Neither of us anticipated a heat-wave. So hot, I haven’t dared venture out of the house for much of the last four days – except, of course, to water those plants.
The thing is, I haven’t actually used a hosepipe before. I’ve seen other people using them, and thought how nice it would be to have one, perhaps for the allotment (if only I could afford it/get round to it/find somewhere to store it), but I’ve never actually picked one up and used the spray gun. Until a couple of days ago.
Things started well. I found the plants … sitting in their containers. I found the hose … attached to the wall and connected to a tap.

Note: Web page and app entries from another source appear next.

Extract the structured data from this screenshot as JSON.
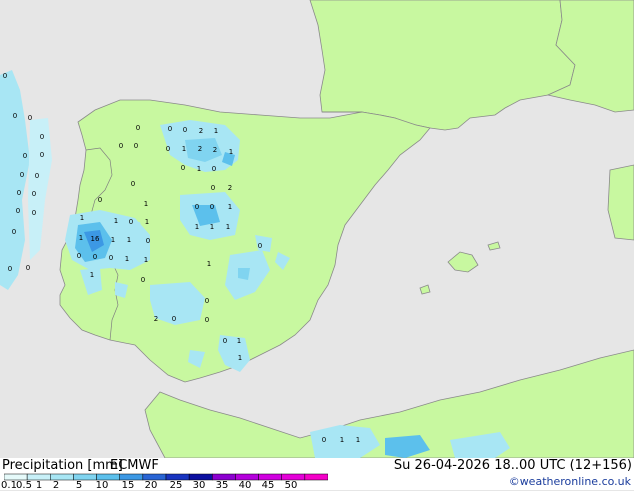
{
  "footer": {
    "title": "Precipitation [mm]",
    "model": "ECMWF",
    "valid_time": "Su 26-04-2026 18..00 UTC (12+156)",
    "credit": "©weatheronline.co.uk"
  },
  "legend": {
    "labels": [
      "0.1",
      "0.5",
      "1",
      "2",
      "5",
      "10",
      "15",
      "20",
      "25",
      "30",
      "35",
      "40",
      "45",
      "50"
    ],
    "colors": [
      "#e6fafa",
      "#c8f0f8",
      "#a8e6f4",
      "#80d4f0",
      "#5cc0ec",
      "#3c98e4",
      "#2864d4",
      "#1834c0",
      "#0c10a0",
      "#8c00d0",
      "#b400dc",
      "#d000e0",
      "#e400d8",
      "#f400c8"
    ]
  },
  "map": {
    "colors": {
      "sea": "#e6e6e6",
      "land": "#c8f8a0",
      "border": "#808080",
      "coast": "#8a8a8a"
    },
    "values": [
      {
        "v": "0"
      },
      {
        "v": "0"
      },
      {
        "v": "0"
      },
      {
        "v": "2"
      },
      {
        "v": "1"
      },
      {
        "v": "0"
      },
      {
        "v": "0"
      },
      {
        "v": "0"
      },
      {
        "v": "1"
      },
      {
        "v": "2"
      },
      {
        "v": "2"
      },
      {
        "v": "1"
      },
      {
        "v": "0"
      },
      {
        "v": "1"
      },
      {
        "v": "0"
      },
      {
        "v": "0"
      },
      {
        "v": "2"
      },
      {
        "v": "0"
      },
      {
        "v": "0"
      },
      {
        "v": "1"
      },
      {
        "v": "1"
      },
      {
        "v": "1"
      },
      {
        "v": "1"
      },
      {
        "v": "1"
      },
      {
        "v": "0"
      },
      {
        "v": "0"
      },
      {
        "v": "1"
      },
      {
        "v": "1"
      },
      {
        "v": "0"
      },
      {
        "v": "1"
      },
      {
        "v": "16"
      },
      {
        "v": "1"
      },
      {
        "v": "1"
      },
      {
        "v": "1"
      },
      {
        "v": "0"
      },
      {
        "v": "0"
      },
      {
        "v": "0"
      },
      {
        "v": "0"
      },
      {
        "v": "1"
      },
      {
        "v": "1"
      },
      {
        "v": "1"
      },
      {
        "v": "0"
      },
      {
        "v": "0"
      },
      {
        "v": "2"
      },
      {
        "v": "0"
      },
      {
        "v": "0"
      },
      {
        "v": "0"
      },
      {
        "v": "1"
      },
      {
        "v": "0"
      },
      {
        "v": "1"
      },
      {
        "v": "1"
      },
      {
        "v": "0"
      },
      {
        "v": "0"
      },
      {
        "v": "0"
      },
      {
        "v": "0"
      },
      {
        "v": "0"
      },
      {
        "v": "0"
      },
      {
        "v": "0"
      },
      {
        "v": "0"
      },
      {
        "v": "0"
      },
      {
        "v": "0"
      },
      {
        "v": "0"
      },
      {
        "v": "0"
      },
      {
        "v": "0"
      },
      {
        "v": "0"
      },
      {
        "v": "0"
      }
    ]
  }
}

I turned said tap on, moved confidently towards the first container, pressed the control button and nearly blew the container over!
At that stage, I still had the sense to let go, which immediately switched the water off. Sensible. I returned to the wall, and turned the tap down. Also, sensible. What I hadn’t realised was that the force of the water had loosened the joint between the hose and the gun …
I merrily continued down the garden, spraying a little bit here, a dollop there, and a good dowsing over there, every so often discovering that the hose wasn’t coming with me, giving it a bit of a tug to chivy it along and returning to the patio when it managed to get itself wrapped around a plant pot and wasn’t budging. I even managed to diagnose a blockage – a kink in the pipe – when the supply diminished into a dribble and tried to give up.
It was when I had reached the end of the garden, and was trying to water a rather large ‘tree’, which I couldn’t reach and had to stretch for, that the pipe and the gun finally parted company. Water sprayed everywhere! Mostly over me, missing the tree completely. My dog, who had been quietly sniffing her way around the garden up to that point, swiftly ran into the kitchen as the heavens opened above her.
It shouldn’t have been a disaster. But the one thing my friend had imprinted in my brain was the necessity NOT to flood next door’s garden. Such an incident was spelled out to me as the worst kind of doom.
On receipt of the vision of an overflowing watery cataclysm, something in my brain took a shortcut, and told me the quickest way to stop the water was to put my thumb over the now open end of the hosepipe. How stupid can one be?!!!
Whatever I was thinking about my superhuman strength and ability to enact my own personal version of King Canute, I cannot now begin to imagine.
I am fortunate in having a fairly flexible brain these days, and on discovering that I was now dripping from head to toe (first time I’d been cool all day), and trying to constrain something akin to a whirling dervish crossed with a dancing cobra in my hand, I realised that the sensible solution was to put the monster down, run back to the wall and turn the tap off.
I won’t bore you with the details of how many times I had to refit the spray gun before I could get it to stay connected to the end of the pipe, nor how many times I had to go back and check the tap was turned off before I could bring myself to go home. But I believed I had finally cracked the procedure when I made a second visit a few days later, and this time, only watered my feet.
The best thing about being a writer – the stories!